More than nine weeks ago, I sent this message to the BC Auditor General:
I wonder how you managed to produce 40 pages on tax expenditures without a single mention of natural gas royalty reduction programs.
Producers have deducted $5.85 billion in royalty payments , 2007-2018, and have accrued a further $2.61 billion in unrecorded credits accrued by producers.
One would think that an almost $1 billion a year benefit by tax expenditure, flowing to a relative handful of companies, would be a subject worthy of specific mention.
Today, I received a phone call from the Auditor General’s office where it was explained to me that royalties are “not tax revenues”. Therefore, billions of dollars in contributions of government toward gas industry drilling and infrastructure costs, by way of royalty reduction credits, are not tax expenditures.
One might think British Columbia’s Auditor General would favour maximum information in financial disclosure. Apparently, not in this province.
The International Budget Partnership (IBP) was formed in 1997 to promote transparent and inclusive government budget processes as a means to improve governance and service delivery. It provides a definition.
Tax expenditures are part of any government’s toolbox, and in some cases they can be an effective way to provide incentives to citizens and firms.
However, their impact on the budget tends to be much less visible than that of normal expenditures, and they receive little systematic scrutiny. They also can disproportionately benefit specific interest groups, who will lobby to maintain them.
As tax expenditures can be very large compared to normal government spending, it is important for civil society organizations to monitor them, assess their impact, and push governments to publish detailed information and carry out periodic reviews.
What are tax expenditures, and why are they of interest?
Tax expenditures are usually defined as a government’s estimated revenue loss that results from giving tax concessions or preferences to a particular class of taxpayer or activity. The revenue loss, or “expenditure,” is calculated as the difference between whatever tax would have been paid …and the lower amount that was actually paid after the tax break.
Tax expenditures are used instead of direct spending to deliver a government subsidy to a class of taxpayer or encourage a desired activity.
They can take many forms, including tax exemptions; tax deductions; tax offsets (or credits); and concessional tax rates or timing rules, such as accelerated depreciation of capital assets, that either reduce or defer a taxpayer’s tax liability…

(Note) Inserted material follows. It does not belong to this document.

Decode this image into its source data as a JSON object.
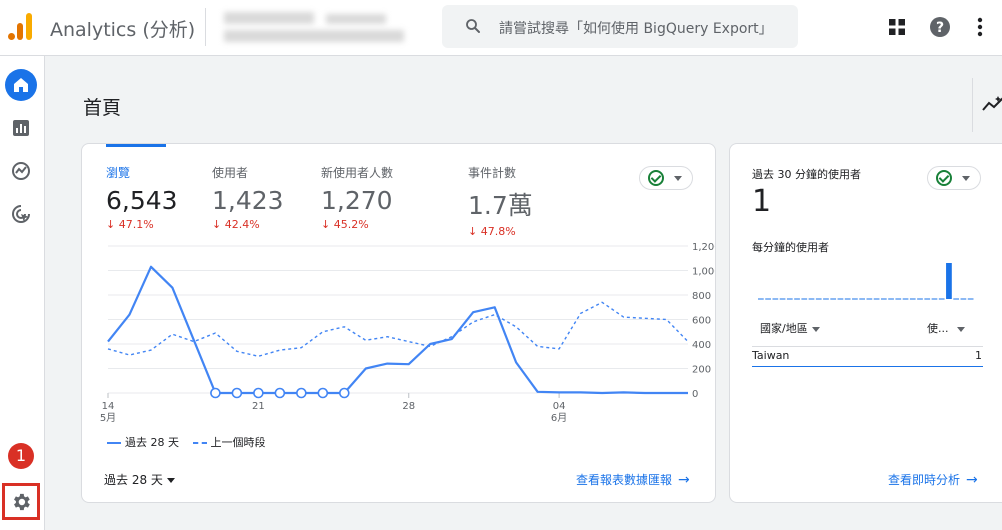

A small number of companies — mostly owned outside BC — have taken or accrued more than $8 billion in royalty reduction credits since 2007. The credit program has accelerated so that in four of the last six fiscal years, credits exceeded royalties that otherwise would have been paid.
With the near elimination of revenues from tenders for petroleum and natural gas rights explained HERE, British Columbia now gifts valuable natural resources to a specific interest group.
Yet, the Auditor General deems this government policy, with its multi-billion dollar impact, unworthy of pubic discussion. Our business-friendly corporate media also refuses to report the scale of tax expenditure subsidies to gas producers.
A specific interest group benefits hugely and ordinary citizens pay the costs. This is the system of corporate welfare, working silently.